### What is expected
Print out all of the data below, keeping it identical to the original.

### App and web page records
·····
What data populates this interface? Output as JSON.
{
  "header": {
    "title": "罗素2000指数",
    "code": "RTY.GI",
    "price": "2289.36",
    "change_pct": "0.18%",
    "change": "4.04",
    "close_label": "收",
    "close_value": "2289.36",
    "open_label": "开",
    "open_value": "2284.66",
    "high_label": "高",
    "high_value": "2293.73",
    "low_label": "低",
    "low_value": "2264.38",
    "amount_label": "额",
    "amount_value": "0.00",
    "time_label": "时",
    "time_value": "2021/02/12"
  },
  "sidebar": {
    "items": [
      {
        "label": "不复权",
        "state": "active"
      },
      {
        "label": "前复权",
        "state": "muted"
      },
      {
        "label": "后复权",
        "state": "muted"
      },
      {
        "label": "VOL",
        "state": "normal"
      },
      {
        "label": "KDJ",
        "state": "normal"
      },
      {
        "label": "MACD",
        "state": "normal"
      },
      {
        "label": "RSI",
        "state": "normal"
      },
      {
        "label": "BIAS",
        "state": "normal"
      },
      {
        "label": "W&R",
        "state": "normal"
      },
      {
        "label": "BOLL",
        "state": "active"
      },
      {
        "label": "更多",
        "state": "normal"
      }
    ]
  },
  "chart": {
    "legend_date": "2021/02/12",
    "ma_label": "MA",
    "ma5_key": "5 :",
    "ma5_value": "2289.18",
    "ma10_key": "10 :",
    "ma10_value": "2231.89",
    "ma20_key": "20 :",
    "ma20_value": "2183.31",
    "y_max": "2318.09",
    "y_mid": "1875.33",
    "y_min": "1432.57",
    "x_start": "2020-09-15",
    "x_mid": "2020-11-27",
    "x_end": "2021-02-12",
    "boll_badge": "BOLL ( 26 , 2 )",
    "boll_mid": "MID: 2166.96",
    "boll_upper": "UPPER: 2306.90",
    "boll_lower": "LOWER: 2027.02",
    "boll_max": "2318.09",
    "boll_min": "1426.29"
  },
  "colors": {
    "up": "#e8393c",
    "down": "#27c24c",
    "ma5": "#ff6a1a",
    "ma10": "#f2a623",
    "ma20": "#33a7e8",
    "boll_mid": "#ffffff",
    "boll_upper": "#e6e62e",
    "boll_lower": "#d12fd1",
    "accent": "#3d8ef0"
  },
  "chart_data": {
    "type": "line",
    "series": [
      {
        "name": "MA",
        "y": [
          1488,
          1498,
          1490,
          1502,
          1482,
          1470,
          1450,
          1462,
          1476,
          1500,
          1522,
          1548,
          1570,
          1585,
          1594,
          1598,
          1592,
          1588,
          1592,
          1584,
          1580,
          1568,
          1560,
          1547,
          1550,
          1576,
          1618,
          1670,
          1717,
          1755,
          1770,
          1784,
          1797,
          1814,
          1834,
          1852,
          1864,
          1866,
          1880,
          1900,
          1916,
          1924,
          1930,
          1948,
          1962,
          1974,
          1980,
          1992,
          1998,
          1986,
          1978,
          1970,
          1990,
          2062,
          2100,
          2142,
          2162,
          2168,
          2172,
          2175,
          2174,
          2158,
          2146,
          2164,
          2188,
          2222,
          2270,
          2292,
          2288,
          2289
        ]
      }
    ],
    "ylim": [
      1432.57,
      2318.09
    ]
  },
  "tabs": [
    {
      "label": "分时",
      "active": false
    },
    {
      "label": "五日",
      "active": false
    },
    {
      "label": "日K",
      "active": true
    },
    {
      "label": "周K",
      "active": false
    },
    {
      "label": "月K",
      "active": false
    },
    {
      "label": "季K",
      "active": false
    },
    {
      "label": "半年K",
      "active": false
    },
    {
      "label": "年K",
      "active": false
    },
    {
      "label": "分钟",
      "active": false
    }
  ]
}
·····
### Task result
What data populates this interface? Output as JSON.
{
  "header": {
    "title": "罗素2000指数",
    "code": "RTY.GI",
    "price": "2289.36",
    "change_pct": "0.18%",
    "change": "4.04",
    "close_label": "收",
    "close_value": "2289.36",
    "open_label": "开",
    "open_value": "2284.66",
    "high_label": "高",
    "high_value": "2293.73",
    "low_label": "低",
    "low_value": "2264.38",
    "amount_label": "额",
    "amount_value": "0.00",
    "time_label": "时",
    "time_value": "2021/02/12"
  },
  "sidebar": {
    "items": [
      {
        "label": "不复权",
        "state": "active"
      },
      {
        "label": "前复权",
        "state": "muted"
      },
      {
        "label": "后复权",
        "state": "muted"
      },
      {
        "label": "VOL",
        "state": "normal"
      },
      {
        "label": "KDJ",
        "state": "normal"
      },
      {
        "label": "MACD",
        "state": "normal"
      },
      {
        "label": "RSI",
        "state": "normal"
      },
      {
        "label": "BIAS",
        "state": "normal"
      },
      {
        "label": "W&R",
        "state": "normal"
      },
      {
        "label": "BOLL",
        "state": "active"
      },
      {
        "label": "更多",
        "state": "normal"
      }
    ]
  },
  "chart": {
    "legend_date": "2021/02/12",
    "ma_label": "MA",
    "ma5_key": "5 :",
    "ma5_value": "2289.18",
    "ma10_key": "10 :",
    "ma10_value": "2231.89",
    "ma20_key": "20 :",
    "ma20_value": "2183.31",
    "y_max": "2318.09",
    "y_mid": "1875.33",
    "y_min": "1432.57",
    "x_start": "2020-09-15",
    "x_mid": "2020-11-27",
    "x_end": "2021-02-12",
    "boll_badge": "BOLL ( 26 , 2 )",
    "boll_mid": "MID: 2166.96",
    "boll_upper": "UPPER: 2306.90",
    "boll_lower": "LOWER: 2027.02",
    "boll_max": "2318.09",
    "boll_min": "1426.29"
  },
  "colors": {
    "up": "#e8393c",
    "down": "#27c24c",
    "ma5": "#ff6a1a",
    "ma10": "#f2a623",
    "ma20": "#33a7e8",
    "boll_mid": "#ffffff",
    "boll_upper": "#e6e62e",
    "boll_lower": "#d12fd1",
    "accent": "#3d8ef0"
  },
  "chart_data": {
    "type": "line",
    "series": [
      {
        "name": "MA",
        "y": [
          1488,
          1498,
          1490,
          1502,
          1482,
          1470,
          1450,
          1462,
          1476,
          1500,
          1522,
          1548,
          1570,
          1585,
          1594,
          1598,
          1592,
          1588,
          1592,
          1584,
          1580,
          1568,
          1560,
          1547,
          1550,
          1576,
          1618,
          1670,
          1717,
          1755,
          1770,
          1784,
          1797,
          1814,
          1834,
          1852,
          1864,
          1866,
          1880,
          1900,
          1916,
          1924,
          1930,
          1948,
          1962,
          1974,
          1980,
          1992,
          1998,
          1986,
          1978,
          1970,
          1990,
          2062,
          2100,
          2142,
          2162,
          2168,
          2172,
          2175,
          2174,
          2158,
          2146,
          2164,
          2188,
          2222,
          2270,
          2292,
          2288,
          2289
        ]
      }
    ],
    "ylim": [
      1432.57,
      2318.09
    ]
  },
  "tabs": [
    {
      "label": "分时",
      "active": false
    },
    {
      "label": "五日",
      "active": false
    },
    {
      "label": "日K",
      "active": true
    },
    {
      "label": "周K",
      "active": false
    },
    {
      "label": "月K",
      "active": false
    },
    {
      "label": "季K",
      "active": false
    },
    {
      "label": "半年K",
      "active": false
    },
    {
      "label": "年K",
      "active": false
    },
    {
      "label": "分钟",
      "active": false
    }
  ]
}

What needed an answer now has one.